Activity :: Scanning the entries below, copy every line that contains the word "JSON".

[App and web page records]
◆ ◆ ◆

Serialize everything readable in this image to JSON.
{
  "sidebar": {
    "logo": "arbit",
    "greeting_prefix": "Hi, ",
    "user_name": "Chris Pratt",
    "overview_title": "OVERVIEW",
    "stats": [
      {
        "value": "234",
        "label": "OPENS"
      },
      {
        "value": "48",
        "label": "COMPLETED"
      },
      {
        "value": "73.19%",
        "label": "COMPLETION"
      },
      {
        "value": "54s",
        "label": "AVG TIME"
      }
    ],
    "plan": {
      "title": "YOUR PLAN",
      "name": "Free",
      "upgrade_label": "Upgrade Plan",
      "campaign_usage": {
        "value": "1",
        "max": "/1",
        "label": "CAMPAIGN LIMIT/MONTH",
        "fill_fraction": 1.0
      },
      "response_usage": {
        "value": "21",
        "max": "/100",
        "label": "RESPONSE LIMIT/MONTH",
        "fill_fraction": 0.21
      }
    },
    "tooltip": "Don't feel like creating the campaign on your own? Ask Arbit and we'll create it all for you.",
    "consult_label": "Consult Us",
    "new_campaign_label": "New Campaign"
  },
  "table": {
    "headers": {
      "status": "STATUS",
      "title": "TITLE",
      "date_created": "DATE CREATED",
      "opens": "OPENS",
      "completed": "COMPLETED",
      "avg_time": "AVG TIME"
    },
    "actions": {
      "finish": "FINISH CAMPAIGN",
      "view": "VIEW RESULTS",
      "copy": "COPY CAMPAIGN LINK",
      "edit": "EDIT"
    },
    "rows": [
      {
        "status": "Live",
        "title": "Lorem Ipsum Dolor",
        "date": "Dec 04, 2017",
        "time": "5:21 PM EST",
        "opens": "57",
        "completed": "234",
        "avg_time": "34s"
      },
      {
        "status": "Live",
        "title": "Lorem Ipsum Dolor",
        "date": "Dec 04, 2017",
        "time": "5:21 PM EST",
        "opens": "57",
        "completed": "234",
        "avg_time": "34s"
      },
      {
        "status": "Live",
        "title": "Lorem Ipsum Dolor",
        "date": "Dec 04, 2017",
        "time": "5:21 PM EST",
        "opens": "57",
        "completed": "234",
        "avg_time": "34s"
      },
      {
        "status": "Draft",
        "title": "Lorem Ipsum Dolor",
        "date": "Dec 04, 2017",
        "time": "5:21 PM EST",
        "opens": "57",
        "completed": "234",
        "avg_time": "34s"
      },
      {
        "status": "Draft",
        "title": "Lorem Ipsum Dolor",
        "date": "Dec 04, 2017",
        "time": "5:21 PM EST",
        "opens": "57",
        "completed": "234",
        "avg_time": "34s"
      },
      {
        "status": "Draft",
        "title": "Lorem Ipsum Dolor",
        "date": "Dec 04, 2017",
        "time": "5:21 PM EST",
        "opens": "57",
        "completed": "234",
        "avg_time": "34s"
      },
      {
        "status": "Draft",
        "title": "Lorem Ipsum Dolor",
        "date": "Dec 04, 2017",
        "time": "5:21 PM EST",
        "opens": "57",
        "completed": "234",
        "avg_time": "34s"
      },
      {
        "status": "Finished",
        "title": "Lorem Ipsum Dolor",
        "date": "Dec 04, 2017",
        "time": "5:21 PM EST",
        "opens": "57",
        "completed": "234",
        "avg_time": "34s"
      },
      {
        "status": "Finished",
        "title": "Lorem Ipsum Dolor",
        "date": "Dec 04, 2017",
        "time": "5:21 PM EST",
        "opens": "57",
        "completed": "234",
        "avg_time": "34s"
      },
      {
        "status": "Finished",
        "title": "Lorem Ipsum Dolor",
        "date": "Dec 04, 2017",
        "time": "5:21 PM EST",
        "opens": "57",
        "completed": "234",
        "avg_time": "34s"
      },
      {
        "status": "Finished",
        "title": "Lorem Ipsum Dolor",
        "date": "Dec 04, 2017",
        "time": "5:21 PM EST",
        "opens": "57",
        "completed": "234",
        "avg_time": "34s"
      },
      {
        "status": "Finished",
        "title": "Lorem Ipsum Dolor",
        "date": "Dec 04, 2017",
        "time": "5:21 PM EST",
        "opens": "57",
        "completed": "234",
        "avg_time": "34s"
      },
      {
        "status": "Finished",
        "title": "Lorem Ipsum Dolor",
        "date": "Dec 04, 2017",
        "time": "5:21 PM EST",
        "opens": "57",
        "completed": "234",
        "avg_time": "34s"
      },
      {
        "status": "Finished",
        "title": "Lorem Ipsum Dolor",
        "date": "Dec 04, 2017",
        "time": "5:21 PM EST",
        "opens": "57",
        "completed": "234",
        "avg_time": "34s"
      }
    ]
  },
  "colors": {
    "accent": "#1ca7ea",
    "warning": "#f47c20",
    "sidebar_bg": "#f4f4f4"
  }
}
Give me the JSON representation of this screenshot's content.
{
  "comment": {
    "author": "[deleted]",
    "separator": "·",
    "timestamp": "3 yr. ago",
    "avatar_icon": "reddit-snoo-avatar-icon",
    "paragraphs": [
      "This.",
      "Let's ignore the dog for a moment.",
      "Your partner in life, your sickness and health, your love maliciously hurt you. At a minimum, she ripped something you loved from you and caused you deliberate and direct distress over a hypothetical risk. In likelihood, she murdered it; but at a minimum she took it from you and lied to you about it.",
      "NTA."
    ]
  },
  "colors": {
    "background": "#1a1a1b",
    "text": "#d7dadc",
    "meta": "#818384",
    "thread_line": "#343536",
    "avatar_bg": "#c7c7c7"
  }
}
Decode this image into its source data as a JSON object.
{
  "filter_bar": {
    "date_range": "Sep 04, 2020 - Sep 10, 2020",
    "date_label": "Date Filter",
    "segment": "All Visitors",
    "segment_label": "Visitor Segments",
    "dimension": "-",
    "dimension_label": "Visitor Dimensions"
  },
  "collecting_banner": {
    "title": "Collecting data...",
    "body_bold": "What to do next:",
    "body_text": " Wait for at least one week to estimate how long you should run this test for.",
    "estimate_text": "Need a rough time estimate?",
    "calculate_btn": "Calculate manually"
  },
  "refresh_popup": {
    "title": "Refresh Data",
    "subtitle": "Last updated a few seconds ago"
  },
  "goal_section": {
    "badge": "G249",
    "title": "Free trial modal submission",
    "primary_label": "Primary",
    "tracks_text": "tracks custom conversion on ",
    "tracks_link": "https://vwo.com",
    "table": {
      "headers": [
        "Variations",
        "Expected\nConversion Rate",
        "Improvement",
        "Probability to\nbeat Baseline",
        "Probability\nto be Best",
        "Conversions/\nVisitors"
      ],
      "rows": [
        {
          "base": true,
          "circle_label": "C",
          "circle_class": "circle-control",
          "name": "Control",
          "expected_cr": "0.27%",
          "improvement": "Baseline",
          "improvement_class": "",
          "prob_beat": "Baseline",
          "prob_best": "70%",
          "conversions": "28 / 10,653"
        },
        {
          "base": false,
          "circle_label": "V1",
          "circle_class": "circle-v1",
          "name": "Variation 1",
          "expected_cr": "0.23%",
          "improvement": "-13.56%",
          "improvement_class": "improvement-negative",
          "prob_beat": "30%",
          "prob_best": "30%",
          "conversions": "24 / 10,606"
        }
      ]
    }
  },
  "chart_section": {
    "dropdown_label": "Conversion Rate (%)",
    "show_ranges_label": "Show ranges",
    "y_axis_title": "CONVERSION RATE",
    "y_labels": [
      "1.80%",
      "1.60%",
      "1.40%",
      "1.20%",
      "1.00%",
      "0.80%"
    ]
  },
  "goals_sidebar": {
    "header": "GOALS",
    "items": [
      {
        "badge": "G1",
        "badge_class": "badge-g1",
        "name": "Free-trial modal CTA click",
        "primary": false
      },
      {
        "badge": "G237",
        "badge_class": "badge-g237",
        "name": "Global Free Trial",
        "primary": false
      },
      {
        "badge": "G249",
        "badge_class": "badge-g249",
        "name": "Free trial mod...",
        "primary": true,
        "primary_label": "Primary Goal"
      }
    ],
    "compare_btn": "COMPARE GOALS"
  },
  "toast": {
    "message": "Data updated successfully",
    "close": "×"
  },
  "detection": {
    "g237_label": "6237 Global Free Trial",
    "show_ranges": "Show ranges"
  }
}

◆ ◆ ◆

Answer ::
Serialize everything readable in this image to JSON.
Give me the JSON representation of this screenshot's content.
Decode this image into its source data as a JSON object.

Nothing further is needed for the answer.